[Dataset entries]
========================

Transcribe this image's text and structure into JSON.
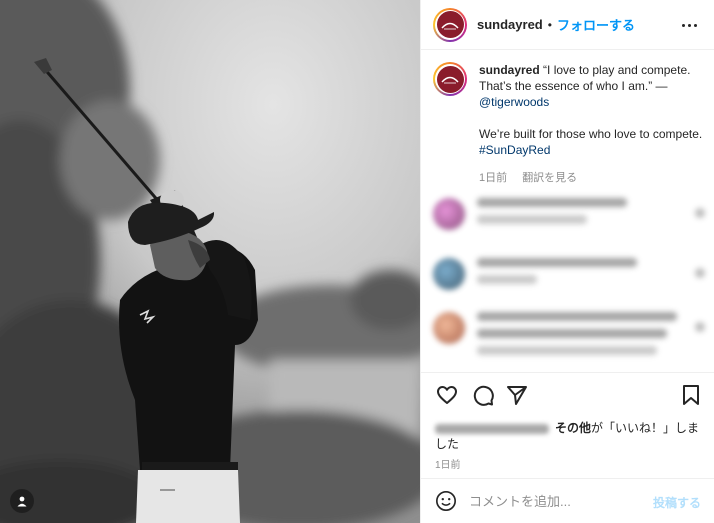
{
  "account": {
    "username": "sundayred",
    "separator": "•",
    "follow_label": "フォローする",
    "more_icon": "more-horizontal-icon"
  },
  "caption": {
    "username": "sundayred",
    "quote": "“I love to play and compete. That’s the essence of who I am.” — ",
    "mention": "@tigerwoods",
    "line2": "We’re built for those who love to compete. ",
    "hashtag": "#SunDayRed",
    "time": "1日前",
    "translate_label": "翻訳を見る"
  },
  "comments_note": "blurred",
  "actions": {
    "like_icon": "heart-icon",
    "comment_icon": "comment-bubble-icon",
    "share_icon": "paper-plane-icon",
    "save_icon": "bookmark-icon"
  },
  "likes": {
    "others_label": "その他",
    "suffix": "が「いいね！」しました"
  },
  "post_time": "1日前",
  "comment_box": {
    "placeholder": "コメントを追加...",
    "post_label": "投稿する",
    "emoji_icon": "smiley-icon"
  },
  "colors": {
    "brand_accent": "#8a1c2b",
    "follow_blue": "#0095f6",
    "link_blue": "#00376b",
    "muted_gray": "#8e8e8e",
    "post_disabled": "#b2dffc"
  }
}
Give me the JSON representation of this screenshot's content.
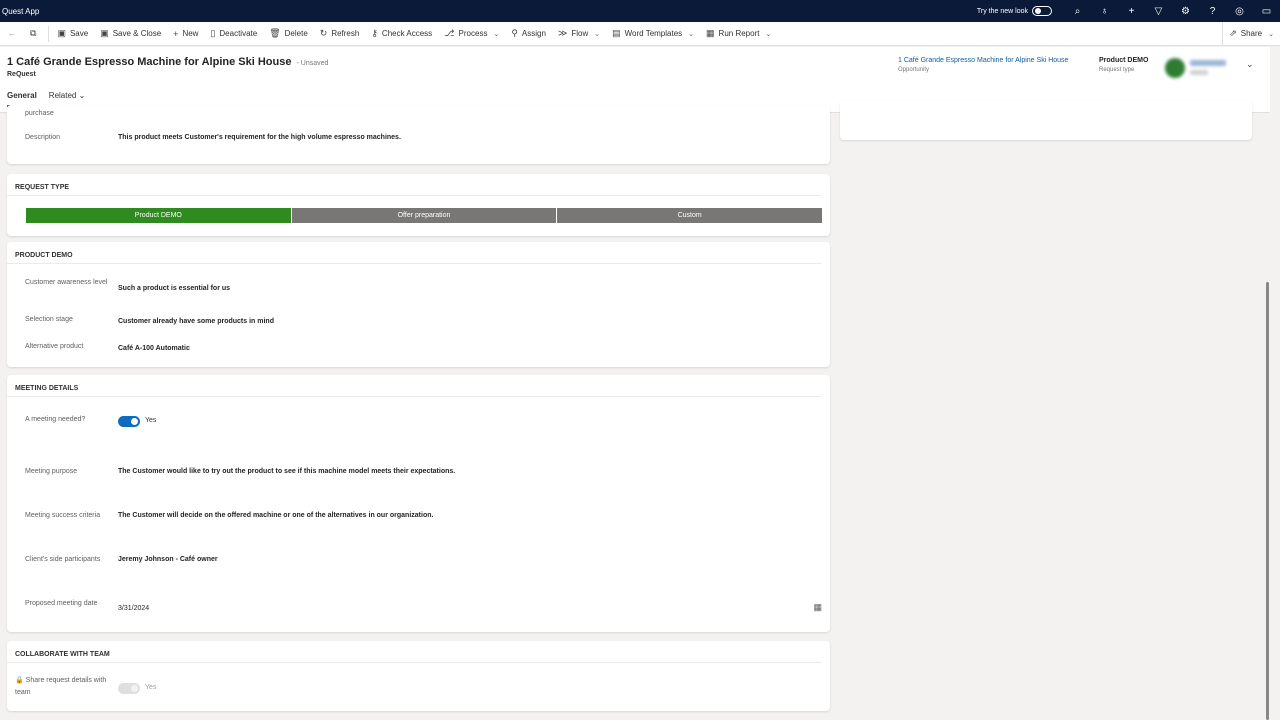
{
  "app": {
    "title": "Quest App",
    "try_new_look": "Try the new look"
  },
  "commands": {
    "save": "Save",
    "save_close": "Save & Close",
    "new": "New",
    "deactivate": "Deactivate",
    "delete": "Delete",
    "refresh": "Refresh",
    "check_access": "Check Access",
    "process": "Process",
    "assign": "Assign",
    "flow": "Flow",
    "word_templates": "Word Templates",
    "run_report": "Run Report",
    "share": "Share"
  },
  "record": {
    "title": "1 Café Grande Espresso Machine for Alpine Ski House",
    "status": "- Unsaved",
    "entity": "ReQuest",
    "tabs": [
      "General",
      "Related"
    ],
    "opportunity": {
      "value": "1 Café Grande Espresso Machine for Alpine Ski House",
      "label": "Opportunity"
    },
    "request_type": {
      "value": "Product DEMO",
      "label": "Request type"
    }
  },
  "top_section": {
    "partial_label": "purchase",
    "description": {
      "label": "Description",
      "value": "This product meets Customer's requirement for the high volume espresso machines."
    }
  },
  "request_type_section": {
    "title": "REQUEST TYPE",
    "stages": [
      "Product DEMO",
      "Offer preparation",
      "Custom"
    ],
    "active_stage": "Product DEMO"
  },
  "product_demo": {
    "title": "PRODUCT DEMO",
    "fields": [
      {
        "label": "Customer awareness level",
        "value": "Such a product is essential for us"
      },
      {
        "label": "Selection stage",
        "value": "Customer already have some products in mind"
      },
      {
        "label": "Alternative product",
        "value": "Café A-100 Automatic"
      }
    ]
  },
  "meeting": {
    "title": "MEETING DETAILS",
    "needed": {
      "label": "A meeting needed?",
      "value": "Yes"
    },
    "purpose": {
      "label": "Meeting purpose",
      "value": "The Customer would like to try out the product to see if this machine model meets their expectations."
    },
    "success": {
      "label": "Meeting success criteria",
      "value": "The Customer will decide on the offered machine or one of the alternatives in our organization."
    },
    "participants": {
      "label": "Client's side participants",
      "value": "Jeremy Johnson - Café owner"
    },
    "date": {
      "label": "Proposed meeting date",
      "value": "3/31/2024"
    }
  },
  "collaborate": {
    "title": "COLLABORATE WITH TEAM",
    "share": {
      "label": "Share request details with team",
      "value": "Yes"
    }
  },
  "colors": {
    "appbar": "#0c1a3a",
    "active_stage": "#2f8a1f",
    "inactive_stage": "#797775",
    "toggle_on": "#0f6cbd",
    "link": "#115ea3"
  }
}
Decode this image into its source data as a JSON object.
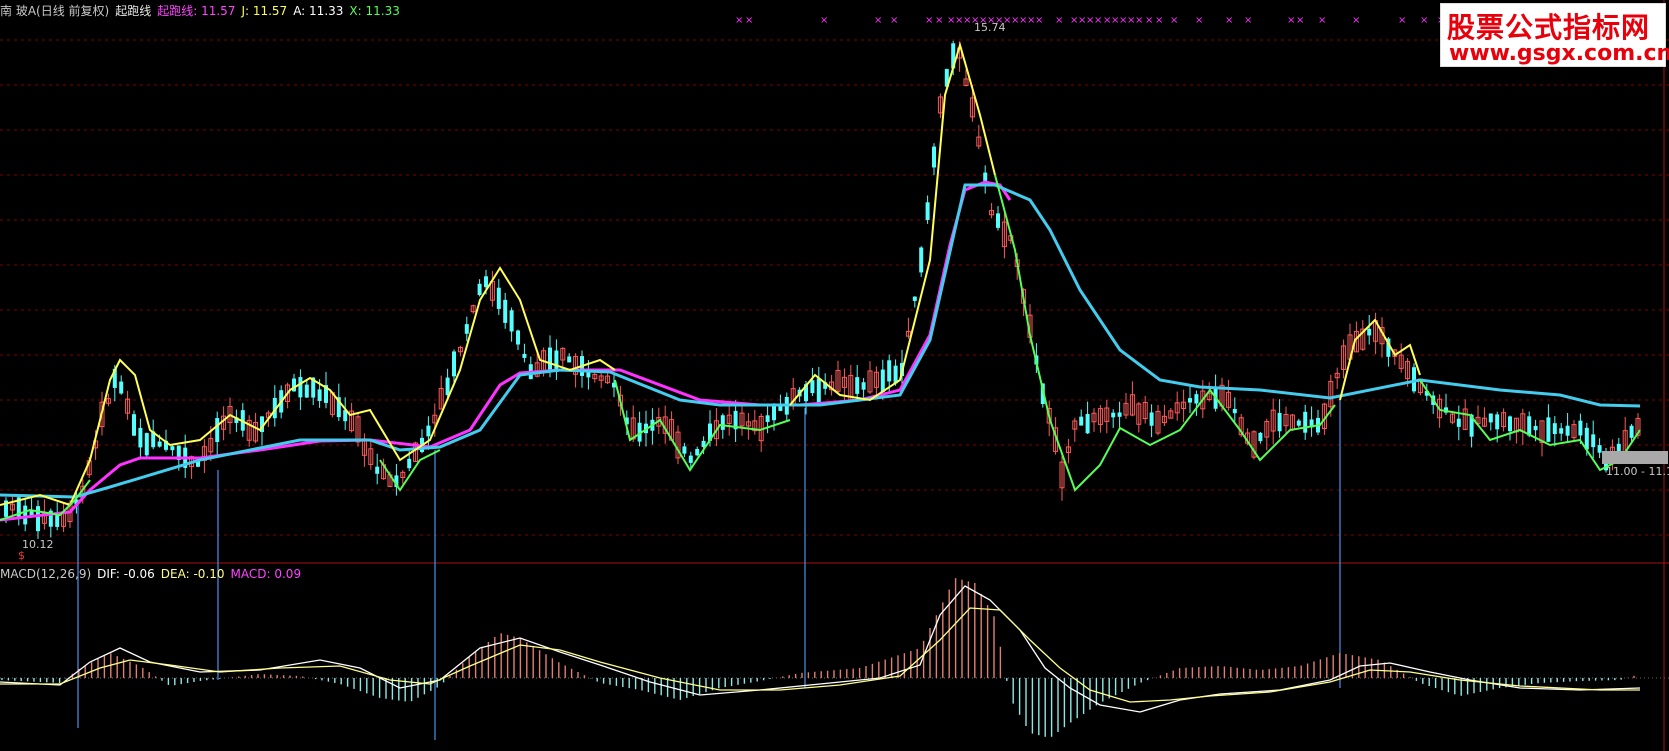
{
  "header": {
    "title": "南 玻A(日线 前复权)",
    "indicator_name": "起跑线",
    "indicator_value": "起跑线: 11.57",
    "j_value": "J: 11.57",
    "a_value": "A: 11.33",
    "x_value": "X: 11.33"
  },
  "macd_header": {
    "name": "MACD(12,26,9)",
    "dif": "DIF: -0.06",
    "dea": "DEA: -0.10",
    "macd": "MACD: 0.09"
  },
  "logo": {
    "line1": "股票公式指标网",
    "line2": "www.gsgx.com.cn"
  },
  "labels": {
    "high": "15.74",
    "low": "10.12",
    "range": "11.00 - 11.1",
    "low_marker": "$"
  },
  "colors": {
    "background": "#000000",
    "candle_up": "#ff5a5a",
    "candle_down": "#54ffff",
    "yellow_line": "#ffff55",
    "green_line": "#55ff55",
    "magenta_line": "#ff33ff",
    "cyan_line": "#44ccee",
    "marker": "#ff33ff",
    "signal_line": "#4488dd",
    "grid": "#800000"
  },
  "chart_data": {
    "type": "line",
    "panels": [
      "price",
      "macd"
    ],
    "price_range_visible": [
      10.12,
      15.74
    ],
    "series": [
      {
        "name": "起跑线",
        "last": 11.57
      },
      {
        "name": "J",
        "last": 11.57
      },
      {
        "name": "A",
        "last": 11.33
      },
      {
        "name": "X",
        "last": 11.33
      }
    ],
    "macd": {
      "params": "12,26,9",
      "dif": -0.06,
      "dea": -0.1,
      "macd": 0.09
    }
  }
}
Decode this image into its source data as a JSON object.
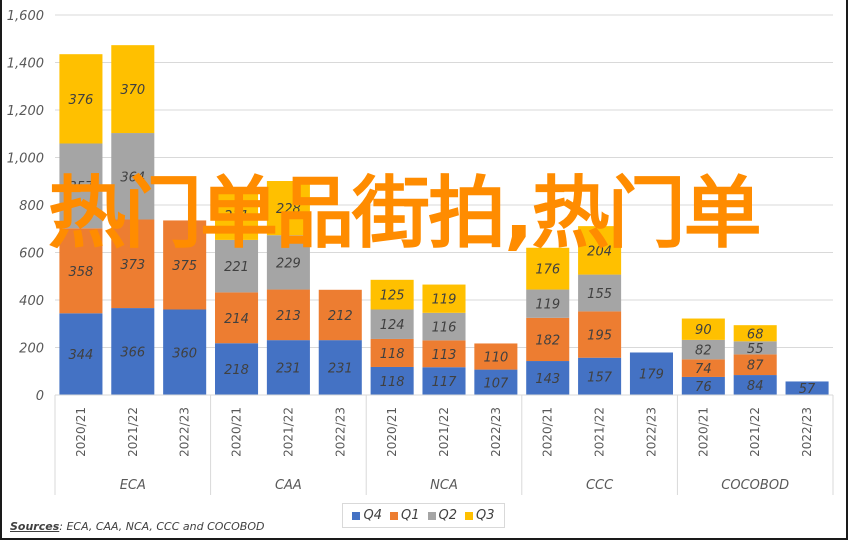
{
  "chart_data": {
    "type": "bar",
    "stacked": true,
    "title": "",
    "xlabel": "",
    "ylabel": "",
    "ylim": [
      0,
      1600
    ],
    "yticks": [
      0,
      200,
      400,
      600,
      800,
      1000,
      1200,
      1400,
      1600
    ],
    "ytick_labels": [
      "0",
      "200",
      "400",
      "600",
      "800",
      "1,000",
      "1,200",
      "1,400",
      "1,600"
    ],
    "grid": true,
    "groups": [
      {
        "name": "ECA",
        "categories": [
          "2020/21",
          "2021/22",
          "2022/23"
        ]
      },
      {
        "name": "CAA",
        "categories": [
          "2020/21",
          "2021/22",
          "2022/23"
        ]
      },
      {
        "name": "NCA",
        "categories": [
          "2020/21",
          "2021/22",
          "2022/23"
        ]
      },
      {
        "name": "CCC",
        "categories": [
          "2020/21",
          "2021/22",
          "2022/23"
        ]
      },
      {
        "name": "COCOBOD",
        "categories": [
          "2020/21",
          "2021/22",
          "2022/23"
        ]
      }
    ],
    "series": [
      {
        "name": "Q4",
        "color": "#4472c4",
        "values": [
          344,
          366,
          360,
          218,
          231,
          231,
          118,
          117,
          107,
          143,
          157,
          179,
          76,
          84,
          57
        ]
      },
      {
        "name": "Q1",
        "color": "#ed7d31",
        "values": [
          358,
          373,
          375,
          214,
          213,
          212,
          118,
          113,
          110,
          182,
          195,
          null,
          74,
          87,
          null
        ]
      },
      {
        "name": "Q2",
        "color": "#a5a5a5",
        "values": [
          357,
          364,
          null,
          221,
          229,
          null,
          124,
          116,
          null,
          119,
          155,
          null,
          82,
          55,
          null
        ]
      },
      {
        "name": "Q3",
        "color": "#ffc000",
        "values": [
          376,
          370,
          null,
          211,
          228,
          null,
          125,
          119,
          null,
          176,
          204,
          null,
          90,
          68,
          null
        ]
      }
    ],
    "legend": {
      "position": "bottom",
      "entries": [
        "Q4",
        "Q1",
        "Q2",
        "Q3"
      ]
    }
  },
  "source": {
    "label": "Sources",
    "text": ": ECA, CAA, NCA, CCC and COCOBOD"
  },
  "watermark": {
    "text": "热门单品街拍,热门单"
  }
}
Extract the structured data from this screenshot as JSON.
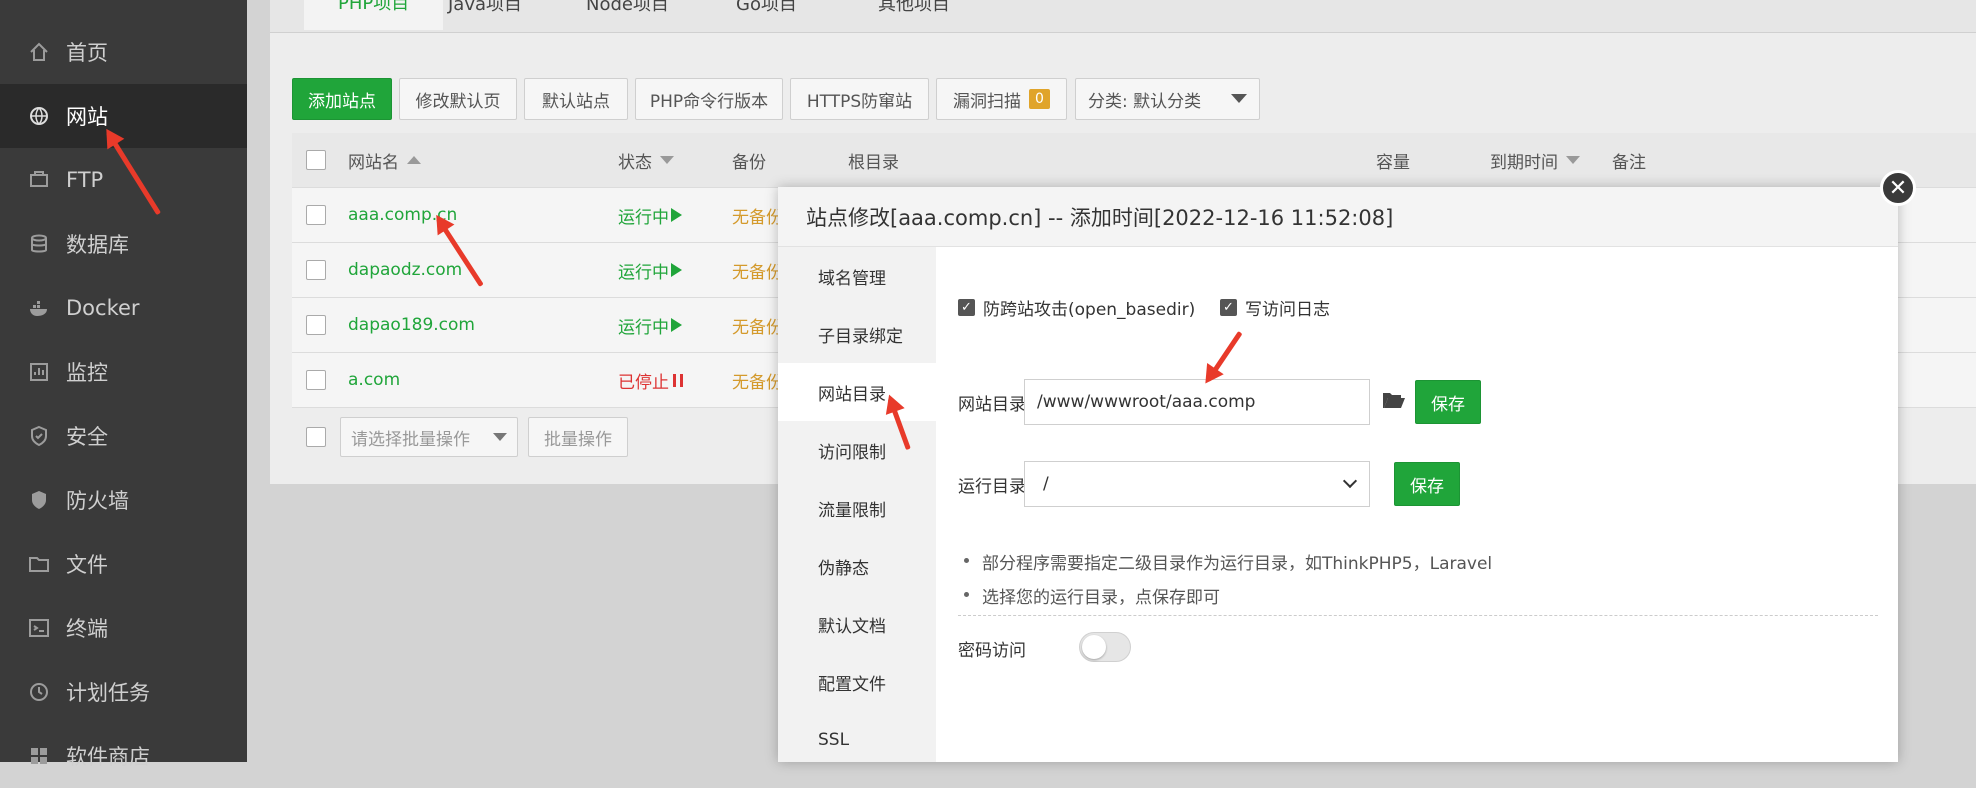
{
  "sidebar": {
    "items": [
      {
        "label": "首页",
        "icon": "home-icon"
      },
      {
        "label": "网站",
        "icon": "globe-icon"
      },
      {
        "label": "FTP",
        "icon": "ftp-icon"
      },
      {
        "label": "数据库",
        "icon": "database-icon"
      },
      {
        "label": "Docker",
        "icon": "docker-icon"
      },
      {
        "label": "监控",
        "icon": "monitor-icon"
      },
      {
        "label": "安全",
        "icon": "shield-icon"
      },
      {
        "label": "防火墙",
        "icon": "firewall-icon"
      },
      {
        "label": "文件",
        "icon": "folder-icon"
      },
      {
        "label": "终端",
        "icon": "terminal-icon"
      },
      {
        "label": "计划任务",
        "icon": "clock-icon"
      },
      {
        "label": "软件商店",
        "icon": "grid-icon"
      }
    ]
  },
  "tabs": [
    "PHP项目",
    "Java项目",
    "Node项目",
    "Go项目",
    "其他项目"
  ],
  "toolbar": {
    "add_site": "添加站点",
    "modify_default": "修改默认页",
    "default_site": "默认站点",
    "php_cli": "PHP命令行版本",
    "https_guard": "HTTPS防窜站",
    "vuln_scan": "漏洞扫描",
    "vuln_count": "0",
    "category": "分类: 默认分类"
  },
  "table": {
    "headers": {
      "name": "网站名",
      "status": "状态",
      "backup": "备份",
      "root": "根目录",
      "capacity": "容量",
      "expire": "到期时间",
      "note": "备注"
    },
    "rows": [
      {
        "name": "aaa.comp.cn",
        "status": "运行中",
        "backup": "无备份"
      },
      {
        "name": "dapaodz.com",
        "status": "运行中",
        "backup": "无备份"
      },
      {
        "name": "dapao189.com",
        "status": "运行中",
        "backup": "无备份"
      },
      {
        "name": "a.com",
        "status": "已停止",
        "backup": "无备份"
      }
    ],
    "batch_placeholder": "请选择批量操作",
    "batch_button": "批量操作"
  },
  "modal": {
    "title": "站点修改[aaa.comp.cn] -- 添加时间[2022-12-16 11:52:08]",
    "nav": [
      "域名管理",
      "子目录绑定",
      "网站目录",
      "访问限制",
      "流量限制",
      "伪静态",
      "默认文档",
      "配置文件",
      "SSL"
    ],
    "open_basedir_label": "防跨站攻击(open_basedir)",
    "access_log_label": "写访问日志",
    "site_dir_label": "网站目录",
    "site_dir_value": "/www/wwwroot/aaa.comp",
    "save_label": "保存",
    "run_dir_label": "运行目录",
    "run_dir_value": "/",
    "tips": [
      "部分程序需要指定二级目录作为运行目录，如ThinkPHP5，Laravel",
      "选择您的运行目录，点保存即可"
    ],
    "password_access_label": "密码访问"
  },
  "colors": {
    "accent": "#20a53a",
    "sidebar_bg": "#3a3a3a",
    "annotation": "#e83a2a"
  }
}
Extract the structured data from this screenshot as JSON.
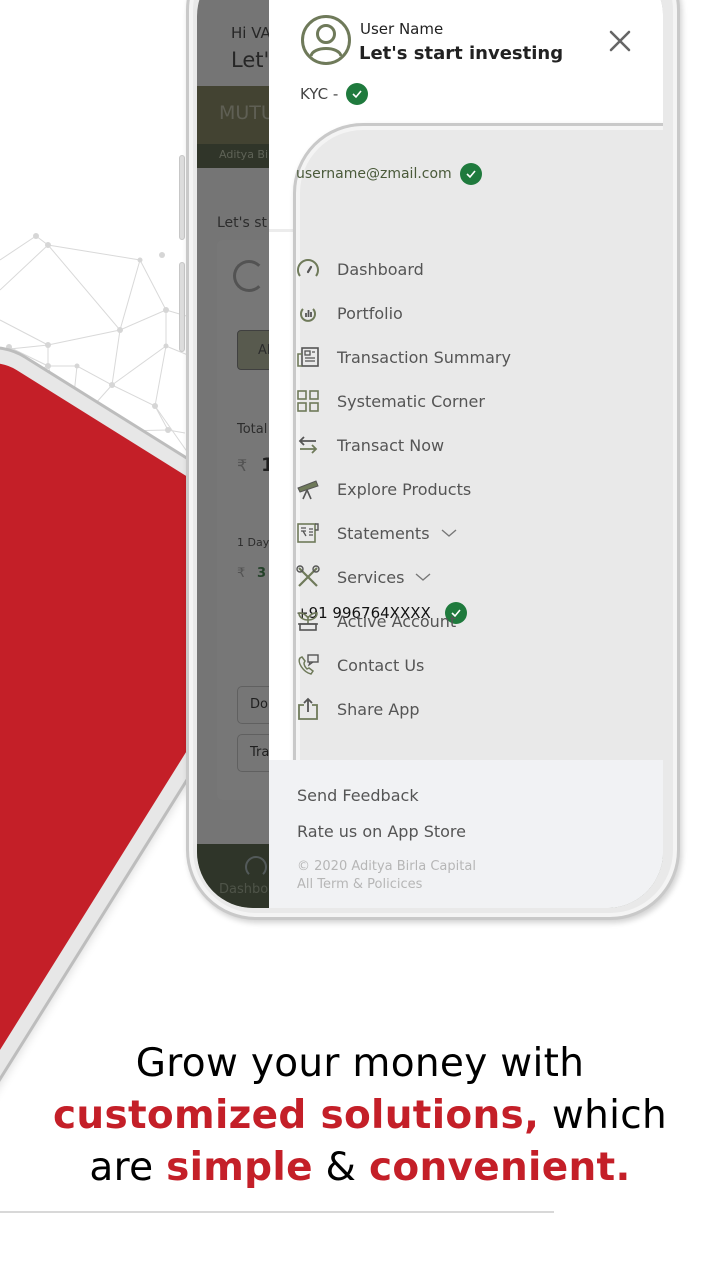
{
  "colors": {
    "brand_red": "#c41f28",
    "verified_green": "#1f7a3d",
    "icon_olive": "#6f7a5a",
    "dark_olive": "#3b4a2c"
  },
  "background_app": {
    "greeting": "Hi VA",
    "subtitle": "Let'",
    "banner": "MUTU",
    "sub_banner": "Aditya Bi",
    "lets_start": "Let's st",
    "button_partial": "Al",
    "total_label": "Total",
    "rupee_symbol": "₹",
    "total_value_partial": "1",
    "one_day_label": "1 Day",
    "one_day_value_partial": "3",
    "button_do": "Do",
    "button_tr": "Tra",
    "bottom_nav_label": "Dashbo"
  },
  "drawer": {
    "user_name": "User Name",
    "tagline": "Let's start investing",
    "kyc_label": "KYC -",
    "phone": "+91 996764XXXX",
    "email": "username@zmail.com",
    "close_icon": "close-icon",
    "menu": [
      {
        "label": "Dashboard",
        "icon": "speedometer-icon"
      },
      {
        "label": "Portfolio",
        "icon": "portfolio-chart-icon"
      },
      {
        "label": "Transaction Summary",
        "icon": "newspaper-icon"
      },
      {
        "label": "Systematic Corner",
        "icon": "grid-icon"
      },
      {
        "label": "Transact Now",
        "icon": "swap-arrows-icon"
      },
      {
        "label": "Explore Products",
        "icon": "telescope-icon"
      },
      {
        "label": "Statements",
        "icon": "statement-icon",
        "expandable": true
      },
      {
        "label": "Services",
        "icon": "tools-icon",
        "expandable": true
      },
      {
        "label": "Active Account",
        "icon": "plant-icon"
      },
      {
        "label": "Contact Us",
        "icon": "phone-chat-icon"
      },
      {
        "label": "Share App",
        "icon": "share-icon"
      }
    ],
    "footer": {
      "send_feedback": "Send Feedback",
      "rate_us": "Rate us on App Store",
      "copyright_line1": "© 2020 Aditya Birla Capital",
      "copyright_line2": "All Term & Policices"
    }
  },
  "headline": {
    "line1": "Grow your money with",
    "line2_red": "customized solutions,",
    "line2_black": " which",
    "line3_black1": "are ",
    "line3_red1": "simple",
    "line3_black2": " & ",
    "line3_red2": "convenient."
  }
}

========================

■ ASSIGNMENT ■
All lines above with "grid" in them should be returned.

■ YOUR RESPONSE ■
    "grid": "#800000"
    "grid": true,
        "icon": "grid-icon"
        "icon": "grid-icon"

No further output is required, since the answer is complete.